(Interface dataset entries)
"""
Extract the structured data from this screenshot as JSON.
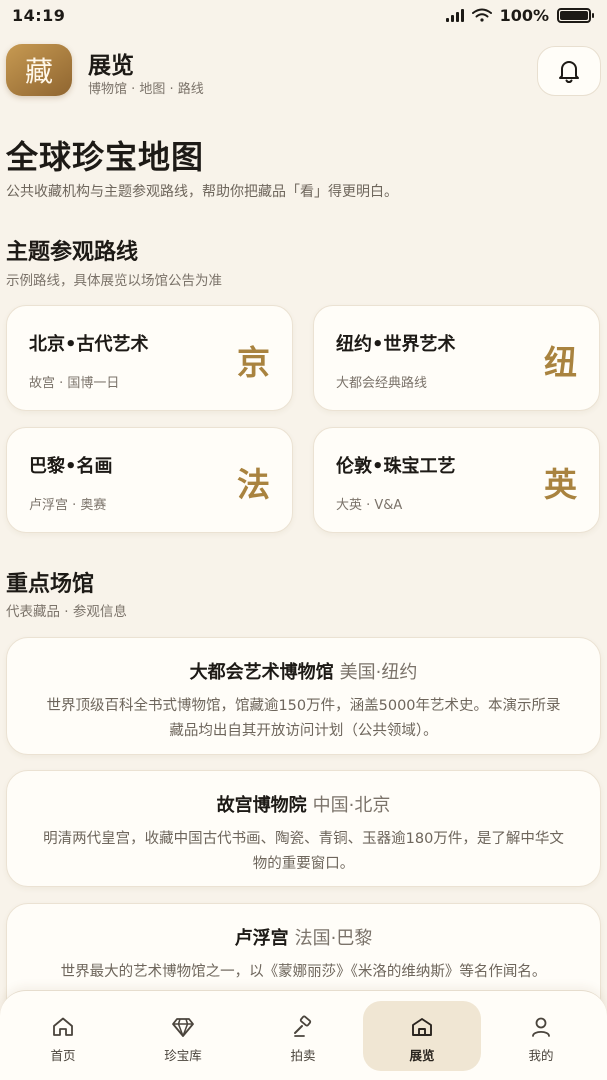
{
  "status": {
    "time": "14:19",
    "battery": "100%"
  },
  "header": {
    "logo_char": "藏",
    "title": "展览",
    "subtitle": "博物馆 · 地图 · 路线"
  },
  "hero": {
    "title": "全球珍宝地图",
    "desc": "公共收藏机构与主题参观路线，帮助你把藏品「看」得更明白。"
  },
  "routes_section": {
    "title": "主题参观路线",
    "sub": "示例路线，具体展览以场馆公告为准",
    "items": [
      {
        "name": "北京•古代艺术",
        "desc": "故宫 · 国博一日",
        "char": "京"
      },
      {
        "name": "纽约•世界艺术",
        "desc": "大都会经典路线",
        "char": "纽"
      },
      {
        "name": "巴黎•名画",
        "desc": "卢浮宫 · 奥赛",
        "char": "法"
      },
      {
        "name": "伦敦•珠宝工艺",
        "desc": "大英 · V&A",
        "char": "英"
      }
    ]
  },
  "venues_section": {
    "title": "重点场馆",
    "sub": "代表藏品 · 参观信息",
    "items": [
      {
        "name": "大都会艺术博物馆",
        "loc": "美国·纽约",
        "desc": "世界顶级百科全书式博物馆，馆藏逾150万件，涵盖5000年艺术史。本演示所录藏品均出自其开放访问计划（公共领域）。"
      },
      {
        "name": "故宫博物院",
        "loc": "中国·北京",
        "desc": "明清两代皇宫，收藏中国古代书画、陶瓷、青铜、玉器逾180万件，是了解中华文物的重要窗口。"
      },
      {
        "name": "卢浮宫",
        "loc": "法国·巴黎",
        "desc": "世界最大的艺术博物馆之一，以《蒙娜丽莎》《米洛的维纳斯》等名作闻名。"
      }
    ]
  },
  "tabs": [
    {
      "label": "首页",
      "icon": "home-icon"
    },
    {
      "label": "珍宝库",
      "icon": "diamond-icon"
    },
    {
      "label": "拍卖",
      "icon": "gavel-icon"
    },
    {
      "label": "展览",
      "icon": "museum-icon",
      "active": true
    },
    {
      "label": "我的",
      "icon": "user-icon"
    }
  ],
  "colors": {
    "accent": "#a9833f",
    "background": "#f8f3ea",
    "card": "#fffdf8"
  }
}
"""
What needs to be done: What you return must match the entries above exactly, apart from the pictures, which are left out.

The completed task:
Extract the structured data from this screenshot as JSON.
{
  "status": {
    "time": "14:19",
    "battery": "100%"
  },
  "header": {
    "logo_char": "藏",
    "title": "展览",
    "subtitle": "博物馆 · 地图 · 路线"
  },
  "hero": {
    "title": "全球珍宝地图",
    "desc": "公共收藏机构与主题参观路线，帮助你把藏品「看」得更明白。"
  },
  "routes_section": {
    "title": "主题参观路线",
    "sub": "示例路线，具体展览以场馆公告为准",
    "items": [
      {
        "name": "北京•古代艺术",
        "desc": "故宫 · 国博一日",
        "char": "京"
      },
      {
        "name": "纽约•世界艺术",
        "desc": "大都会经典路线",
        "char": "纽"
      },
      {
        "name": "巴黎•名画",
        "desc": "卢浮宫 · 奥赛",
        "char": "法"
      },
      {
        "name": "伦敦•珠宝工艺",
        "desc": "大英 · V&A",
        "char": "英"
      }
    ]
  },
  "venues_section": {
    "title": "重点场馆",
    "sub": "代表藏品 · 参观信息",
    "items": [
      {
        "name": "大都会艺术博物馆",
        "loc": "美国·纽约",
        "desc": "世界顶级百科全书式博物馆，馆藏逾150万件，涵盖5000年艺术史。本演示所录藏品均出自其开放访问计划（公共领域）。"
      },
      {
        "name": "故宫博物院",
        "loc": "中国·北京",
        "desc": "明清两代皇宫，收藏中国古代书画、陶瓷、青铜、玉器逾180万件，是了解中华文物的重要窗口。"
      },
      {
        "name": "卢浮宫",
        "loc": "法国·巴黎",
        "desc": "世界最大的艺术博物馆之一，以《蒙娜丽莎》《米洛的维纳斯》等名作闻名。"
      }
    ]
  },
  "tabs": [
    {
      "label": "首页",
      "icon": "home-icon"
    },
    {
      "label": "珍宝库",
      "icon": "diamond-icon"
    },
    {
      "label": "拍卖",
      "icon": "gavel-icon"
    },
    {
      "label": "展览",
      "icon": "museum-icon",
      "active": true
    },
    {
      "label": "我的",
      "icon": "user-icon"
    }
  ],
  "colors": {
    "accent": "#a9833f",
    "background": "#f8f3ea",
    "card": "#fffdf8"
  }
}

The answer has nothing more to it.